Also prepare for lengthy procedures when arriving in Osaka: Passengers assemble in the atrium and proceed the escalaotors down to the lowest car deck and onto the quay where they are met by a minibus.
Once inside the terminal all passengers have to walk accross disinfectant mats and slowly walk past infrared cameras. After passport control, quarantine officers question everyone about plants and foodstuff etc. followed by a pretty thorough customs inspection. Everything is conducted professionally and with utmost courtesy but takes time. Do not expect to be out of the terminal in less than an hour after arrival.
The terminal in Osaka is quite basic and there is no ATM, bank or money changer, so make sure to bring some Yens in cash.
Connection to public transport is also less convenient than in Busan and there are no buses to the nearest Underground Station. Taxis are not Always available, so you may have to walk to Cosmos Square station which is on the Chou-Line (10 MINS). Leave the terminal turning right and follow the road which runs parallel to the quay. After a few hundred meters the road swings into a gentle eastward crescent with Seaside Cosmo Park to your right. On the second set of traffic lights turn right and you will see escalators leading up to the station in an underpass ahead.
There is a 7-Eleven conbini between the first and second set of traffic lights with an ATM (my Mastercard worked; my Visa didn’t).
Trains for downtown run about every 7 MINS and reach Hommachi Station in about 15 MINS. As there is very little information in English and no maps in western characters available, so it is best to have maps of the lines and information on the ticket machines stored on your mobile device (available here). There is public WIFI but the signal is very weak.
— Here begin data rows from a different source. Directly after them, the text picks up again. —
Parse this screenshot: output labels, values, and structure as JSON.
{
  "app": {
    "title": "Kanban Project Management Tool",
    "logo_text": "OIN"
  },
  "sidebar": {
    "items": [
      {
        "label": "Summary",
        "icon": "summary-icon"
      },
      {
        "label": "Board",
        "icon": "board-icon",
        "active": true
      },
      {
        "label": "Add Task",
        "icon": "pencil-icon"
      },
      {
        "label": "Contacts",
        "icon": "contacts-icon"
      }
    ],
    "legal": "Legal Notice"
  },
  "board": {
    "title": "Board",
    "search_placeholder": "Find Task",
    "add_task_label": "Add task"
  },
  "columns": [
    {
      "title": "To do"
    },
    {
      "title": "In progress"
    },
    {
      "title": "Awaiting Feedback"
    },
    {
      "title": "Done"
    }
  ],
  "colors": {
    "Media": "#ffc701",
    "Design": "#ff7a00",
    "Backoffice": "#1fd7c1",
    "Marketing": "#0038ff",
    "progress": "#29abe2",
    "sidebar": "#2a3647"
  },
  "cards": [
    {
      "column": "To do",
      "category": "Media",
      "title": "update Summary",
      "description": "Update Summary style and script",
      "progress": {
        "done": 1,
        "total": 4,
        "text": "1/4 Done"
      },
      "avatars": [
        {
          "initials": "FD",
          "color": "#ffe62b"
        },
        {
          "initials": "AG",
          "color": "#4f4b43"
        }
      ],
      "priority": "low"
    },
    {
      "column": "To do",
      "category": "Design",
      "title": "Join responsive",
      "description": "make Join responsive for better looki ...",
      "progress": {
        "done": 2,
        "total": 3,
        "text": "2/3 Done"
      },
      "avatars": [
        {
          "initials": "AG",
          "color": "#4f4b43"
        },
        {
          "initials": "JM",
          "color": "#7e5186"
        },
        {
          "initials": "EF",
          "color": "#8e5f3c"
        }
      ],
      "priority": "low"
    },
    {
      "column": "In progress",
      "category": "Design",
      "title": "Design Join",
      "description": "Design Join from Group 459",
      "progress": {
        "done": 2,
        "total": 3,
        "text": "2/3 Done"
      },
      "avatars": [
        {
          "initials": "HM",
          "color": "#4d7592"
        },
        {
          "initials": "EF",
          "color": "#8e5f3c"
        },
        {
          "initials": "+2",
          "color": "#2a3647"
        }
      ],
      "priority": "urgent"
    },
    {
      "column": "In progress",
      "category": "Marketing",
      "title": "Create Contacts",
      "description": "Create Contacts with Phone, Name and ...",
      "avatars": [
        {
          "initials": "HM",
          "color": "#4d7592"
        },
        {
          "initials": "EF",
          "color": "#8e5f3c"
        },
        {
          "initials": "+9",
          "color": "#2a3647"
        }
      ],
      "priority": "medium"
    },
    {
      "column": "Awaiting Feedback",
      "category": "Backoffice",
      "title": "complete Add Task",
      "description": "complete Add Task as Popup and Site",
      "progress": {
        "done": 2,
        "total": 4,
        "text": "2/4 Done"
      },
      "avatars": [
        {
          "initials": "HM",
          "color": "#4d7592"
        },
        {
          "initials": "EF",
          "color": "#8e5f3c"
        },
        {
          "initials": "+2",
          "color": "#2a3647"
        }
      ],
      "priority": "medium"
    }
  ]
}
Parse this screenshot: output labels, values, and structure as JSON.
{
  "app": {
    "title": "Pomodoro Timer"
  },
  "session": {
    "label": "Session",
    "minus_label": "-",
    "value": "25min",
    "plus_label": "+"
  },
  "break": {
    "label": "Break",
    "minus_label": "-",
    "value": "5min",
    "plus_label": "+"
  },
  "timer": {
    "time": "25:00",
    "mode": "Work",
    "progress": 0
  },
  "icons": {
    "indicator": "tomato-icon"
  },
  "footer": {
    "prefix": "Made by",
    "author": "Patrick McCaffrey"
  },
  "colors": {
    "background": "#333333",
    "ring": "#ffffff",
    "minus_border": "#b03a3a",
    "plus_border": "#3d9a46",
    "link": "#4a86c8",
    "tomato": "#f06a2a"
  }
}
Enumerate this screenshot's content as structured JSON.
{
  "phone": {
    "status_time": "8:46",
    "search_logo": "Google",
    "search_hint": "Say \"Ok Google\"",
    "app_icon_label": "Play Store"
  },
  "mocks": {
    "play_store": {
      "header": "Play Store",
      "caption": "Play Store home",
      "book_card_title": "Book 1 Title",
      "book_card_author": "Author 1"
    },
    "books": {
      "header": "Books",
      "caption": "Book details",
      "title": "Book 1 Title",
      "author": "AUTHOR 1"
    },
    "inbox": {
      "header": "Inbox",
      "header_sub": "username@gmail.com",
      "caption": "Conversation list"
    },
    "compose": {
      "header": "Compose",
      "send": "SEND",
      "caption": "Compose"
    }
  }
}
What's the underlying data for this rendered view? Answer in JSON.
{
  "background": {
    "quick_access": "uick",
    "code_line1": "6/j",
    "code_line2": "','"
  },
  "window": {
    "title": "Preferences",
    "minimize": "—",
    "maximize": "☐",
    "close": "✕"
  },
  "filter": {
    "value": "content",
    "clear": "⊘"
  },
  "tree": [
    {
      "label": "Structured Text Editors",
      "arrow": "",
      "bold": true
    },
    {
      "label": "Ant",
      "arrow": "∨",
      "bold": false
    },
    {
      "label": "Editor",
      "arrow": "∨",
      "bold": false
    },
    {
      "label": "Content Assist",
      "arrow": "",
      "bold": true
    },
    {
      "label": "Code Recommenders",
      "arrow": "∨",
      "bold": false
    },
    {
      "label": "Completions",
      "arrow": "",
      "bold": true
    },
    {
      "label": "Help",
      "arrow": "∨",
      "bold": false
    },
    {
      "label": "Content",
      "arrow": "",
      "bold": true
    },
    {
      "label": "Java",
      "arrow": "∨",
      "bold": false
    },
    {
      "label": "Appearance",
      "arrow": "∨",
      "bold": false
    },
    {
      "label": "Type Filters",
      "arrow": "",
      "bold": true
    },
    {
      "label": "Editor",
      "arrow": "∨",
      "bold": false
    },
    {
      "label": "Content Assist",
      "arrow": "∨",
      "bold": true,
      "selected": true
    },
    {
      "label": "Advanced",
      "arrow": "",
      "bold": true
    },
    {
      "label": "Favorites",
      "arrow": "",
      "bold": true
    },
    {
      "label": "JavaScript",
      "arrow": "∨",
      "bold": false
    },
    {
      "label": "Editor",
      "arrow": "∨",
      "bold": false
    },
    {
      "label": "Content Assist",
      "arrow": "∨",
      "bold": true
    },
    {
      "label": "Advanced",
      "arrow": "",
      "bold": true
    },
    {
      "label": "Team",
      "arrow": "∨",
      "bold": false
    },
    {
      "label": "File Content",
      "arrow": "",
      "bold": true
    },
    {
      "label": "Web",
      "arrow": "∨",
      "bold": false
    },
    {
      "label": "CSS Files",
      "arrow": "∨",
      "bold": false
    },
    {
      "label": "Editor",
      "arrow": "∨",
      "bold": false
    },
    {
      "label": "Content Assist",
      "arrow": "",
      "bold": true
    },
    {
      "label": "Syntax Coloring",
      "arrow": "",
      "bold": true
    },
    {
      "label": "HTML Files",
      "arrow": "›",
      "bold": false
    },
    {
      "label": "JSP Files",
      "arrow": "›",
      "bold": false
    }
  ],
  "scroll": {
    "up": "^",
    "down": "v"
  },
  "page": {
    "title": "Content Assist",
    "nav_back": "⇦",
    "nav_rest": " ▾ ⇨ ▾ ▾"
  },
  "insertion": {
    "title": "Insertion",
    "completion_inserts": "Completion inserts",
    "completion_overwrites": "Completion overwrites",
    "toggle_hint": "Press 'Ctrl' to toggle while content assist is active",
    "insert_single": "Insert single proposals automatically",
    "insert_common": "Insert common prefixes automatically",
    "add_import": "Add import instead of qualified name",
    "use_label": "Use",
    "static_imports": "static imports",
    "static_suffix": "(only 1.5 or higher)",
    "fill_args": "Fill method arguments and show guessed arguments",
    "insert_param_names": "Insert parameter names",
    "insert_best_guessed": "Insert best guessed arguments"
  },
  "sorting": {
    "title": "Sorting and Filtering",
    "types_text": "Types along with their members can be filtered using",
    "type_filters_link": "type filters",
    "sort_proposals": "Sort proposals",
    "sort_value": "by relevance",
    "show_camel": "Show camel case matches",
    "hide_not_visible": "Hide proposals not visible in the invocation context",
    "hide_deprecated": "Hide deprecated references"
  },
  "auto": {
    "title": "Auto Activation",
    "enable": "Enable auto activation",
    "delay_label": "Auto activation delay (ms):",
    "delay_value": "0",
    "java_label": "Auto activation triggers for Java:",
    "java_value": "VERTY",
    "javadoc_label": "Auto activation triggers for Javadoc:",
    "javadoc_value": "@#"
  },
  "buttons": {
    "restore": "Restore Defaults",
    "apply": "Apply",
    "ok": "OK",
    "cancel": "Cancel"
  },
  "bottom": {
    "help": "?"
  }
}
Admittedly, there are faster and cheaper seaborne routes to get from Korea to Japan, such as the fast Beetle Line catamarans from Busan to Hakata (ca. 3 HRS; 67,00€ one-way) but with respect to the pace and sights of the journey, this just has got to be the most relaxed and beautiful way to reach Japan. From gliding through one of asia’s busiest ports with plenty of accompanying freighters, tankers and cargo carriers to passing under spectatcular bridges and cruising on the Seto Inlandssea this journey is a perfect mix of ferry crossing and pleasure cruise. The company’s sometimes a little over-the-top marketing should, however, be taken with a grain of salt as the Panstar Dream still is pretty much a working ferry and not a cruise ship.